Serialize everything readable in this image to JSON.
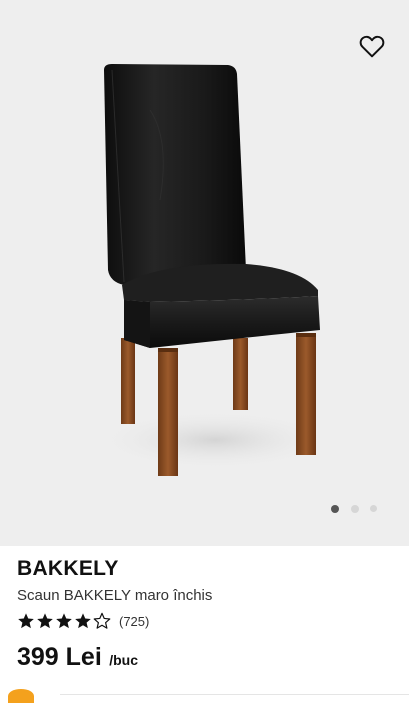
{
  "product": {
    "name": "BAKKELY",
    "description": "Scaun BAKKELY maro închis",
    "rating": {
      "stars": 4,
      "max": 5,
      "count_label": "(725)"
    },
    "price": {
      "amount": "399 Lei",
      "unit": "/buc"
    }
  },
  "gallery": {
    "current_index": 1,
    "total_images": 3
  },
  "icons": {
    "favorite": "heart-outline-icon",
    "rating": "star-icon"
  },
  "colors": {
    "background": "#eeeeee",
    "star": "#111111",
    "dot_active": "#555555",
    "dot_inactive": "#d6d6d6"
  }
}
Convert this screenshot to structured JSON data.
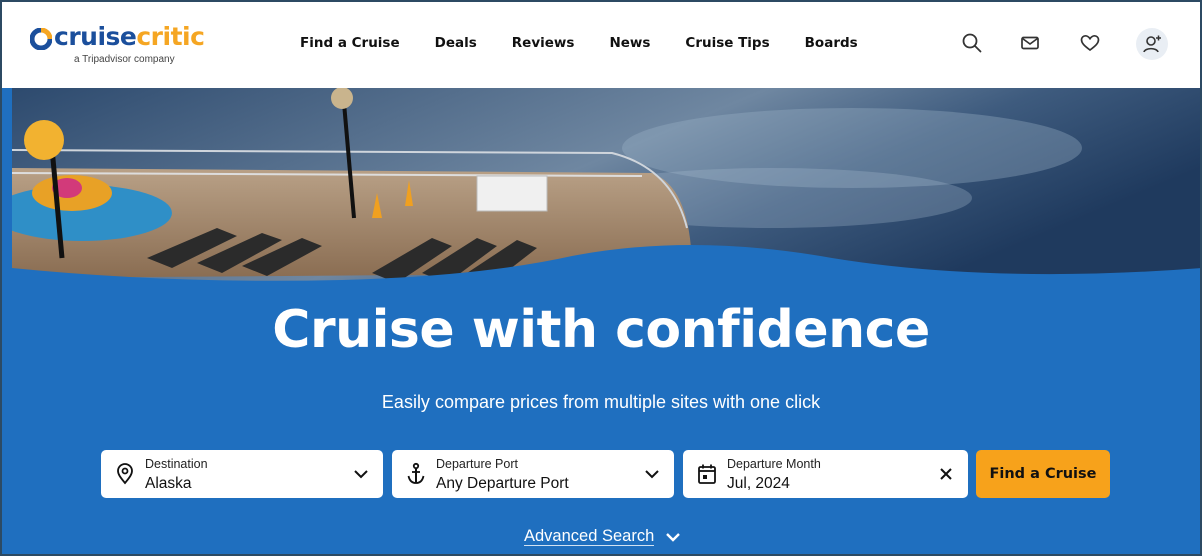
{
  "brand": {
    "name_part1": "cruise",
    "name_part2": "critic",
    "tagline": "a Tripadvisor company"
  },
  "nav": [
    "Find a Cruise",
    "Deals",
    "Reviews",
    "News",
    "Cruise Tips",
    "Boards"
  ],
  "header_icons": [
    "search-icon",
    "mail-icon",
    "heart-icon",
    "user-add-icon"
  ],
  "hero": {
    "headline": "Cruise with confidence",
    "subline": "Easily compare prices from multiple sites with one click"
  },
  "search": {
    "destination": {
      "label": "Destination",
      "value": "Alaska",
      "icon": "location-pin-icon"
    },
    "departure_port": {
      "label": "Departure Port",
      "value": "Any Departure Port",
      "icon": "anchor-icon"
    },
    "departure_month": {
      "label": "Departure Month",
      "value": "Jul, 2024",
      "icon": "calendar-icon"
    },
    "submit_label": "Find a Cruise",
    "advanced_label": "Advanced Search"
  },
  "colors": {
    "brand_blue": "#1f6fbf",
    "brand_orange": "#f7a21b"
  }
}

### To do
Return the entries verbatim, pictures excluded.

### Reply
Serialize everything readable in this image to JSON.
{
  "product": {
    "name": "BAKKELY",
    "description": "Scaun BAKKELY maro închis",
    "rating": {
      "stars": 4,
      "max": 5,
      "count_label": "(725)"
    },
    "price": {
      "amount": "399 Lei",
      "unit": "/buc"
    }
  },
  "gallery": {
    "current_index": 1,
    "total_images": 3
  },
  "icons": {
    "favorite": "heart-outline-icon",
    "rating": "star-icon"
  },
  "colors": {
    "background": "#eeeeee",
    "star": "#111111",
    "dot_active": "#555555",
    "dot_inactive": "#d6d6d6"
  }
}
Convert this screenshot to structured JSON data.
{
  "brand": {
    "name_part1": "cruise",
    "name_part2": "critic",
    "tagline": "a Tripadvisor company"
  },
  "nav": [
    "Find a Cruise",
    "Deals",
    "Reviews",
    "News",
    "Cruise Tips",
    "Boards"
  ],
  "header_icons": [
    "search-icon",
    "mail-icon",
    "heart-icon",
    "user-add-icon"
  ],
  "hero": {
    "headline": "Cruise with confidence",
    "subline": "Easily compare prices from multiple sites with one click"
  },
  "search": {
    "destination": {
      "label": "Destination",
      "value": "Alaska",
      "icon": "location-pin-icon"
    },
    "departure_port": {
      "label": "Departure Port",
      "value": "Any Departure Port",
      "icon": "anchor-icon"
    },
    "departure_month": {
      "label": "Departure Month",
      "value": "Jul, 2024",
      "icon": "calendar-icon"
    },
    "submit_label": "Find a Cruise",
    "advanced_label": "Advanced Search"
  },
  "colors": {
    "brand_blue": "#1f6fbf",
    "brand_orange": "#f7a21b"
  }
}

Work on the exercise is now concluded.